The history of conflict between hikers and mountain bikers in Marin County, CA is a long one that began in the early 1980s. Hikers being run off trails, heated arguments and threats of violence became commonplace. An assault on a park service ranger by a mountain biker caught riding on a trail closed to bicycles ultimately led to a squad car pursuit by the Fairfax Police and the Marin County Sheriff’s Department.
The conflict quickly drew in equestrians as speeding cyclists spooked their horses. Two horses were injured so badly they had to be euthanized and a small number of riders were injured when they were thrown from their mounts. The “Trails Preservation Council,” an organization opposed to the use of bikes on hiking trails and bridle paths, was soon formed and when it publicized a procedure for reporting ugly incidents with mountain bikers, threatening calls were left on the Council’s telephone answering machine.
Vandalism also became part of the phenomenon. Signs posted by the park service restricting bicycle use to certain trails were torn out of the ground as fast as they were replaced. In 1993 park rangers discovered an illegally constructed trail built by mountain bikers who had cut down an impressive number of trees, uprooted large swaths of vegetation and used picks and shovels to alter the terrain. Other illegal trails were subsequently built despite the park service’s efforts to stop the practice. Despite the arrest and conviction of some of the vandals, mountain bikers continued to vandalize protected parks and open spaces. A search on “Google” using the term “illegal trail” reveals that illegal trail and stunt course building by mountain bikers is now widespread, across the country.

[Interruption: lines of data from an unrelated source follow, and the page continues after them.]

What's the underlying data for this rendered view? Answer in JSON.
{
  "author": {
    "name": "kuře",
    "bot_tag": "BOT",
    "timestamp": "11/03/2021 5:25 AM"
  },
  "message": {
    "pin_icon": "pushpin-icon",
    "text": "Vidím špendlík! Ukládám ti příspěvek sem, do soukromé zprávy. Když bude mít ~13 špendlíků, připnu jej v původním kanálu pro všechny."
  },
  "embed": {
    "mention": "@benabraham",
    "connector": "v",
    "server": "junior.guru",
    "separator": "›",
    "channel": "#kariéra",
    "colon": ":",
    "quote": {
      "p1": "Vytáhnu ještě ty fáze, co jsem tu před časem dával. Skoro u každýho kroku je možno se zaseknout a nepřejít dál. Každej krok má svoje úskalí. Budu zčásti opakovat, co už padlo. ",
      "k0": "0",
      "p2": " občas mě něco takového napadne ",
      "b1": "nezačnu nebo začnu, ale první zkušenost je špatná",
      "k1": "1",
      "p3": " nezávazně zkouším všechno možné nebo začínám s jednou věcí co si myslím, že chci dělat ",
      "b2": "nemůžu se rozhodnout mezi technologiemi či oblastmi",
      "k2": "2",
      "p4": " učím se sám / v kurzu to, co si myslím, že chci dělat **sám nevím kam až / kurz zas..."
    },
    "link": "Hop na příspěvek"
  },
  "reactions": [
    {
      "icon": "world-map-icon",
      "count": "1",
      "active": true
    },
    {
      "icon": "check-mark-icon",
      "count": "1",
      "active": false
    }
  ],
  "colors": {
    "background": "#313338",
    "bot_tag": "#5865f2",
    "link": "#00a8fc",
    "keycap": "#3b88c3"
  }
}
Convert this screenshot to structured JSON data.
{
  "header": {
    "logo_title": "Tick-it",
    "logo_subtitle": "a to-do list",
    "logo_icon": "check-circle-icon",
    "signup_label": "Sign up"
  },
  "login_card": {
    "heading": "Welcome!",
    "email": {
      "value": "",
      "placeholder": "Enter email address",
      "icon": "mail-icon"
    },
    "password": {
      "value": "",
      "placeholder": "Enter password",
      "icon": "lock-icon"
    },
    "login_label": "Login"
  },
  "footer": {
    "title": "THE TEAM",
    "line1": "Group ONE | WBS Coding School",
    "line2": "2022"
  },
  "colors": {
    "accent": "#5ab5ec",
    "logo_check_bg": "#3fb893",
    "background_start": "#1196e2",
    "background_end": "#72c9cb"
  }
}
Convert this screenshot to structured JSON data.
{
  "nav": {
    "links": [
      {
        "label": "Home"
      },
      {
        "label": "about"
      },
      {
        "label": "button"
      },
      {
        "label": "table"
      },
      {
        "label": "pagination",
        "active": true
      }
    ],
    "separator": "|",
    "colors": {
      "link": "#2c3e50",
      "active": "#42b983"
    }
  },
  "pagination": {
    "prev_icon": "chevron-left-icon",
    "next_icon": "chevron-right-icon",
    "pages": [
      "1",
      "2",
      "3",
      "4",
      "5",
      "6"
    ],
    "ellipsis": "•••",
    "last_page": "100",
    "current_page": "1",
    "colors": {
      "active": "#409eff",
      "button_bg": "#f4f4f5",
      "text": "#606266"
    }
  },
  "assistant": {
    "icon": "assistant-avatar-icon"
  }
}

In Mill Valley, CA residents living close to a hiking trail taken over by mountain bikers complained about excessive noise from shouting cyclists and squealing brakes to the city council. At a council meeting held to discuss the problem, mountain bikers from communities far distant from Mill Valley were called in by local cyclists to overwhelm local opposition and give the impression to the council that most Mill Valleyans desired the trail be left accessible to cyclists. A compromise was offered whose conditions the cyclists present agreed to. However, the conditions were never met, the noise continued and the town council was compelled to close the trail to mountain biking. Shortly thereafter wanted posters bearing pictures of the faces of some of the complaining residents, overlaid with representations of a rifle scope’s cross hairs, were found nailed to trees along the trail. Private property was vandalized. Some neighbors were furious – others were terrified.
The conflict grew, and as it expanded into the consciousness of the general public it became a regular feature of the county newspaper, the “Marin Independent Journal.” Hikers and equestrians argued back and forth with mountain bikers through letters to the editor on an almost daily basis for months. Eventually, the conflict became known as the “Hiker Biker War,” not only by residents of the county, but across the the country.
The conflict between mountain cyclists and other trail users in Marin County endures to this day, and having lasted here for three decades, it is by no means unique to Middlesex Fells.
309 Todd Way
Mill Valley, CA 94941
September 26, 2011